“Justices appointed by Republican presidents vote more conservatively on average than justices appointed by Democratic ones, with the difference being most pronounced in civil rights cases,” they write in the book.

A recent decision by the 6th U.S. Circuit Court of Appeals rejecting Michigan’s constitutional ban of affirmative action policies bears out that party allegiance, Liptak notes.  ”Every one of the eight judges in the majority was nominated by a Democratic president,” he said. “Every one of the seven judges in dissent was nominated by a Republican president.”

As Liptak adds:

Many judges hate it when news reports note this sort of thing, saying it undermines public trust in the courts by painting them as political actors rather than how they like to see themselves — as disinterested guardians of neutral legal principles.

But there is a lot of evidence that the party of the president who appointed a judge is a significant guide to how that judge will vote on politically charged issues like affirmative action.

True, federal judges are appointed, and perhaps that’s the news peg here, as they’ve long been perceived as above the fray of electoral posturing and politicking.

Is it any different in places where judges are elected?  Nobody’s run the numbers yet,  but one thing’s likely.  Judges who campaign are well-versed in the partisan give-and-take.

 

 

 

 

Exit polls apparently won’t be able to tell us if the banjo-strumming “Newby – Tough but Fair” ad attracted or alienated voters in the contest between Justice Paul Newby and Court of Appeals Judge Same Ervin IV, but if election results are the test, the ad worked.

Just ask Louisiana-based Innovative Advertising, the self-proclaimed preeminent Gulf South advertising firm which produced the ad and did the media buys for the NC Judicial Coalition and is now touting the ad on its website as “a jingle so funny and catchy that it has become a popular new ringtone in North Carolina.”

The company has plenty of reasons for its swagger, given its payday  from the ad.

The Judicial Coalition, formed to support Newby’s re-election, kept pumping money into ad buys until the very end of the campaign, thanks to  noteworthy  last-minute contributions from the likes of SAS chairman Jim Goodnight, $25,000, and U.S. Sen. Richard Burr’s PAC, Next Century Fund, $10,000. The state Republican Party also threw in $50,000 in the final days and the NC Chamber, another $25,000 to lift its total to $188,700.

And the pass-through PAC, Justice for All NC, continued funneling hundreds of thousands of dollars  into the Judicial Coalition’s coffers – up to $1.5 million at last count —  thanks to ongoing contributions it received from the Republican State Leadership Committee, which totaled $1,165,000.  Also making late contributions to Justice for All:  Lorillard Tobacco $25,000;  hotel management company, Summit Hospitality Group, $5000; Clinton, NC-based poultry and turkey producer Prestage Farms, $5000; and the trade group NC Health Care Facilities Association, $4000.

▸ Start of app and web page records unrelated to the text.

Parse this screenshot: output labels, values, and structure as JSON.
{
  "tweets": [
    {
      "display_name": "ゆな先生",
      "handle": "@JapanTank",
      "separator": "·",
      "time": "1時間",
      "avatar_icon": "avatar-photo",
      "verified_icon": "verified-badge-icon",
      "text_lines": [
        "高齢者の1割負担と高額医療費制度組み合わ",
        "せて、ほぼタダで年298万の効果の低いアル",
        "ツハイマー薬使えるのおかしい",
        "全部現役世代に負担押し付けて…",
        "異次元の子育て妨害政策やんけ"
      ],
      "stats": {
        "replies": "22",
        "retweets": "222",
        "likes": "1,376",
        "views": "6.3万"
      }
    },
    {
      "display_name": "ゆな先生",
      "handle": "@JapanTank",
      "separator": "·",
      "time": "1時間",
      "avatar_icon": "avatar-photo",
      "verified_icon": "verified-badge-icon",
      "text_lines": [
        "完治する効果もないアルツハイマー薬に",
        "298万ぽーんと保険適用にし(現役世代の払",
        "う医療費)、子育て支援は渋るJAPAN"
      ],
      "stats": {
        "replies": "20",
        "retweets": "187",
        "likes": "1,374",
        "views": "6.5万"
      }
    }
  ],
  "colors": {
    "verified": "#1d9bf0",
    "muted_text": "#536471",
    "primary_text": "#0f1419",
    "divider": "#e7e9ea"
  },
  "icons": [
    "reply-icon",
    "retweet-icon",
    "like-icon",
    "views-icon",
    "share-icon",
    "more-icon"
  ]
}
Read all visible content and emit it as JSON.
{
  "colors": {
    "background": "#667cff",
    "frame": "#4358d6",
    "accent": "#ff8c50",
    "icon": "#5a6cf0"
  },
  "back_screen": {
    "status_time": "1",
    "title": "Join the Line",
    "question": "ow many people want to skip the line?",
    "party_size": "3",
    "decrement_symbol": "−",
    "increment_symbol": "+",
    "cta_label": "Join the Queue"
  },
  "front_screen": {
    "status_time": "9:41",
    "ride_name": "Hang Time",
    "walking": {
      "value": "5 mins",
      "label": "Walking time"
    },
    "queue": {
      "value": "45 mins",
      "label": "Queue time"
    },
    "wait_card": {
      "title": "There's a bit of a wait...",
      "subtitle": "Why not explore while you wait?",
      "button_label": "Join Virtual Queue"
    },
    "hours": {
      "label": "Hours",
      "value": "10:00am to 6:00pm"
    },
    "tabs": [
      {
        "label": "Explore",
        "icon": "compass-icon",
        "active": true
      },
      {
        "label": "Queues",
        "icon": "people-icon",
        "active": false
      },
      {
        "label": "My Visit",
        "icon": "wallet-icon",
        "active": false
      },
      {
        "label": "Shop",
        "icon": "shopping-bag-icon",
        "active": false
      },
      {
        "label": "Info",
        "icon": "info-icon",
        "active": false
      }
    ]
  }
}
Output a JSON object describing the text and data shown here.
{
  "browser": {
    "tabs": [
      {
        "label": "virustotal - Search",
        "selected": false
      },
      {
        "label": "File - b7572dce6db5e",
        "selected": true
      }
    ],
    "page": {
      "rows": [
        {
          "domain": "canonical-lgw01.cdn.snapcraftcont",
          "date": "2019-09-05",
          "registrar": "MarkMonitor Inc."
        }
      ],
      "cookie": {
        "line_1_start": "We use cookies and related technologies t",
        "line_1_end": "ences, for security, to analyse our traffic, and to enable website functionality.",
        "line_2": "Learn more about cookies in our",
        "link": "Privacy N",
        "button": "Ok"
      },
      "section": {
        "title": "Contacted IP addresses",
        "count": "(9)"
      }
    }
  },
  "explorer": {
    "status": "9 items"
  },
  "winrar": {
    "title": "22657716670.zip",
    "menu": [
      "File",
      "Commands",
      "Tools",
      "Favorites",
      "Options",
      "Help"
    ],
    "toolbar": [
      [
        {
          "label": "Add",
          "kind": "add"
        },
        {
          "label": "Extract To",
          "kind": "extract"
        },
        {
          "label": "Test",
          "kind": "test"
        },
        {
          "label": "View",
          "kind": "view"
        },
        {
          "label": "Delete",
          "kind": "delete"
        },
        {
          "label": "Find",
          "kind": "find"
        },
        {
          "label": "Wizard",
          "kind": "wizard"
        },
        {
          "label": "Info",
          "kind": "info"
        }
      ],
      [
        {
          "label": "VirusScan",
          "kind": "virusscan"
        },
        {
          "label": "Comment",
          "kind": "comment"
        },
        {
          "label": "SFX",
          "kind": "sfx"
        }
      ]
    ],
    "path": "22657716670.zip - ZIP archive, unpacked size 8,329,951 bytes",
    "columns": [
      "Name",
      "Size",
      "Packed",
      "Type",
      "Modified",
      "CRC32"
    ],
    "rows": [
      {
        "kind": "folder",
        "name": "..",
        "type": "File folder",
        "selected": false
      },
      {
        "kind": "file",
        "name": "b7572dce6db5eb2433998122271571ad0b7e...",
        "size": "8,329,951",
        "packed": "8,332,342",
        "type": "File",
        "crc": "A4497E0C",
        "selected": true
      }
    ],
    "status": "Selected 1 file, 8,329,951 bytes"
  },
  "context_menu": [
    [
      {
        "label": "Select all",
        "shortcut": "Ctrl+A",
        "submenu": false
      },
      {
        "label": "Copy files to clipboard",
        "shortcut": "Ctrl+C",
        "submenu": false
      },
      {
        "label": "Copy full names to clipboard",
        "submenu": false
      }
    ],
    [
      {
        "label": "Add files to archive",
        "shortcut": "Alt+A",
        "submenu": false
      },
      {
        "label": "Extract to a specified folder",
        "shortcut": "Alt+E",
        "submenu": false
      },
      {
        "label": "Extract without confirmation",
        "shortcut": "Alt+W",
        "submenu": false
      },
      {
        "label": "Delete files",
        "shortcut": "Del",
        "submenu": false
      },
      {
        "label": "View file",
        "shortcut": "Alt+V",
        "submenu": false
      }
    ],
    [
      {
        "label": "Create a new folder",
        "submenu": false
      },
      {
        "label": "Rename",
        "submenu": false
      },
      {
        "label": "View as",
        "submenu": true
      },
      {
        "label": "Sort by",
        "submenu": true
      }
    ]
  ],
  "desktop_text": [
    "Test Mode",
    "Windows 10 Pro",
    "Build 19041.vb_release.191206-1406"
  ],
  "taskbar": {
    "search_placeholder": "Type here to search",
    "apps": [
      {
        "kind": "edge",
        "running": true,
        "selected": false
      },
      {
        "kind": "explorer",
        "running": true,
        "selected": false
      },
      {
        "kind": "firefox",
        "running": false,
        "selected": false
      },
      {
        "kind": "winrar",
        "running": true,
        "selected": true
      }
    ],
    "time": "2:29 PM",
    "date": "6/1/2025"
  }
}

Technology, hospitality, tobacco, health care, insurance, education — is there any industry that did not put some dollars toward the re-election of Justice Newby?

It’s been months since the North Carolina Judicial Coalition sprang on to the election scene as an upstart in the otherwise sleepy world of judicial elections.

State and national media portrayed the super PAC—formed by former state Republican Party chair Tom Fetzer, conservative businessman Bob Luddy (founder of the private Thales Academy schools) and others to help finance the re-election of sitting Supreme Court Justice Paul Newby—as an example of the unlimited campaign spending that could be unleashed by the U.S. Supreme Court’s decision in Citizens United v. Federal Election Commission, and a particularly dangerous one, given that judges were involved.

Unlike Newby and his Democratic challenger Court of Appeals Judge Sam Ervin IV, who’ve both accepted public financing, PACs like the Judicial Coalition have no limits on how much they collect and spend, other than they can’t contribute directly to a candidate committee. They are otherwise free to support or oppose candidates as they see fit.

So what’s the Judicial Coalition been up to since June?

Tough to tell, since it has yet to tell the state board of elections how much money it’s raised and how it’s spent that money. Read More